Writing the Book
For two decades I lived in northern Westchester County, where many Wall Street traders and financiers have estates — or one of their many homes. These men and women are smart, competitive, and passionate about what they do. In their offices, numbers rule their lives. They make trades based upon careful analysis of spreadsheets or whispers they hear over the phone or what they read in the news crawl on their Bloomberg terminals. Deep down, they know that the numbers on their screens represent not just businesses but the aspirations of fellow human beings, but they often set that knowledge aside to enrich themselves.
Yet the actions of traders in New York or Greenwich, Connecticut, have consequences for regular people on Main Streets far away. If investors fund a big-box retailer, small local businesses may close. If they destroy a company, thousands of people may lose their jobs. If they borrow to excess in order to leverage their bets, the nation’s entire economy may collapse.
With The Dark Pool, I intended to dramatize the fact that actions taken by stock traders and financiers have a profound impact on ordinary people far from the proverbial trading floor. As Antwon thinks when he begins to understand what happened to him: “Here in the fancy well-heated office, everything seemed calm. But out in the cold real world, blood ran in the streets.”
A note about plausibility. Q Scores, which play an essential role in the plot, are real. Wikipedia defines them as “a measurement of the familiarity and appeal of a brand, company, celebrity, or television show.” Dark pools, another essential plot element, are equally real.
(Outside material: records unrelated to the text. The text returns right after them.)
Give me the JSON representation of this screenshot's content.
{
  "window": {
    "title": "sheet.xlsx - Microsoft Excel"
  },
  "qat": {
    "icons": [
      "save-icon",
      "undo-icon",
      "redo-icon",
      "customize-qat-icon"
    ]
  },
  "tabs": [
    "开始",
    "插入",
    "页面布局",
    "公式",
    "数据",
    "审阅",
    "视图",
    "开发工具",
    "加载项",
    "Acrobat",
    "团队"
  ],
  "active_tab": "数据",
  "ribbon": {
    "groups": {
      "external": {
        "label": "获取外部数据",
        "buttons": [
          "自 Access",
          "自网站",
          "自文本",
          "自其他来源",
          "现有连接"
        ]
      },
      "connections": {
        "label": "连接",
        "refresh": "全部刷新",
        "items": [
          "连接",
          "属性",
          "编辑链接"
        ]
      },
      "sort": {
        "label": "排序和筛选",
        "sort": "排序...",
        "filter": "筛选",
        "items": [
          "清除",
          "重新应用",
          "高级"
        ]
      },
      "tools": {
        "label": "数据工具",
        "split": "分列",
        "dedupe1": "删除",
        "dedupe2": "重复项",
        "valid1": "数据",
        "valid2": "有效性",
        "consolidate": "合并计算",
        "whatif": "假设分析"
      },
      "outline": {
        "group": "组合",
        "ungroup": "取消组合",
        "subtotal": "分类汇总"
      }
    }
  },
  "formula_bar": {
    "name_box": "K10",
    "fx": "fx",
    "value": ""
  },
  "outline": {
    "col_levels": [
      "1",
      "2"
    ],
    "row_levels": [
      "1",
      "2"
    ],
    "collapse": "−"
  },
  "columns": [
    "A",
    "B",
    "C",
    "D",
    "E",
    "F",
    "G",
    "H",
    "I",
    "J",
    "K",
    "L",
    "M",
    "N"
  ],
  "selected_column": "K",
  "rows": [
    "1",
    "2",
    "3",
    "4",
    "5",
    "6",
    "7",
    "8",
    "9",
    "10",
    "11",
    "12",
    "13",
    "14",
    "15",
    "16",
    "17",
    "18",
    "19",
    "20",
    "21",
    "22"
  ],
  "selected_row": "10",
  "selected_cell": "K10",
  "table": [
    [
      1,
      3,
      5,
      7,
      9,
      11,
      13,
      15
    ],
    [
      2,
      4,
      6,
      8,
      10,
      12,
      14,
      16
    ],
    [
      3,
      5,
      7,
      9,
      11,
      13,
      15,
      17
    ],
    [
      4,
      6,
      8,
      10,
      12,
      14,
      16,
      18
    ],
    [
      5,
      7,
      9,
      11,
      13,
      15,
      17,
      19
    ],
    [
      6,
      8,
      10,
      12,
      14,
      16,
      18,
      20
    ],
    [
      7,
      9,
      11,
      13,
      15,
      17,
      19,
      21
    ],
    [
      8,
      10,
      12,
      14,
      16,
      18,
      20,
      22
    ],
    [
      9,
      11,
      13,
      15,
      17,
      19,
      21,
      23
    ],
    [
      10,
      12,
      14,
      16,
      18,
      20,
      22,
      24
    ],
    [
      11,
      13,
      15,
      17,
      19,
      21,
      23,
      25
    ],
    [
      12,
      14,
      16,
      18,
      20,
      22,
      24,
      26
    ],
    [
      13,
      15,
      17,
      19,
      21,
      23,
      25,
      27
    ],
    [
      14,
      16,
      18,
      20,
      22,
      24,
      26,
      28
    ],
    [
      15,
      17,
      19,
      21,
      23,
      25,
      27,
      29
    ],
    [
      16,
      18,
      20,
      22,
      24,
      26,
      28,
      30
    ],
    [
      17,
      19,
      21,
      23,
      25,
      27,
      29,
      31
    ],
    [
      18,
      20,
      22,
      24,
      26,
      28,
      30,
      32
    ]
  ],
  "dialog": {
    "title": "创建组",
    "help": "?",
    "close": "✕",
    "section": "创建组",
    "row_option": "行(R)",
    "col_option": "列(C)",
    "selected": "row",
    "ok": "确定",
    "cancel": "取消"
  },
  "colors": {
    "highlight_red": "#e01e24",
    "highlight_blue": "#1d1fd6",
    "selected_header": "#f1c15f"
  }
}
Wikipedia defines them as “trading volume or liquidity that is not openly available to the public.” Earlier this year, Bloomberg News reported that dark pools accounted for nearly a billion shares traded in January 2012 alone — 13.5 percent of all stock trades that month.
For the most part these pools have been left unregulated. But, as history shows, plans hatched in darkness often prove terrifying in the light of day.
Shoog’s single-minded dedication to the kids on his football team has yielded a record-setting string of championships for Harriet Tubman High, a Bronx public school in a tough neighborhood. But Shoog doesn’t quite do it alone. His brother Freddie, a successful money manager, funds the program through a secret donor, which keeps the impoverished team in uniforms and transportation. Encouraged by Shoog’s success, Freddie wants more for his brother. He wants him to move up to a bigger league — college football — but Shoog resists. The coach takes seriously how much his players rely upon him, and he can’t imagine leaving them. When one of his players is harmed and another stands accused, however, the worldview that Shoog built for himself starts to crack. In order to salvage his reputation and protect his kids, he’ll first have to risk his own skin.
Coach Clay rescued Antwon Meeps from a life of poverty and likely failure, building him into a star running back with a big-time college scholarship coming after graduation. But Antwon made a tragic decision over Christmas break. That mistake has unleashed a chain of events that threatens not only to shatter his dreams, but to destroy everything and everyone he loves. Only Coach Clay can help Antwon save himself. Yet at the crucial moment, the teenager learns something that calls into question all previous assumptions about his mentor. Now he must decide whether to run for his life or to stand and fight for everything he once believed in.
To guard against emotional involvement in the trading schemes he holds most dear, this hedge fund manager has given himself a moniker that represents his coldly calculated conviction that the value of all markets eventually reverts to their mean. The Mean is a loner who maintains a veil of secrecy around everything he does. Few get to visit his Greenwich mansion. No one knows about his secret pet, a creature from the ocean’s greatest depths. And only his partner, the firm’s risk manager, grasps the full extent of his investments. But when the most secret of all those investments threatens to sour, The Mean stands to lose much more than money.
This Arkansan investor lives large, but for him nothing is ever large enough. His boundless wanting of material things, of adventure, and of a cherished spot on the Forbes 400 has led him to his latest scheme — the creation of a dark pool that he plans to sit astride like a one-man financial colossus. Problem is that even the great Chalmer Jagus can’t control every aspect of his budding empire. For one thing, some people refuse to be bought. And for another thing, some people refuse to die.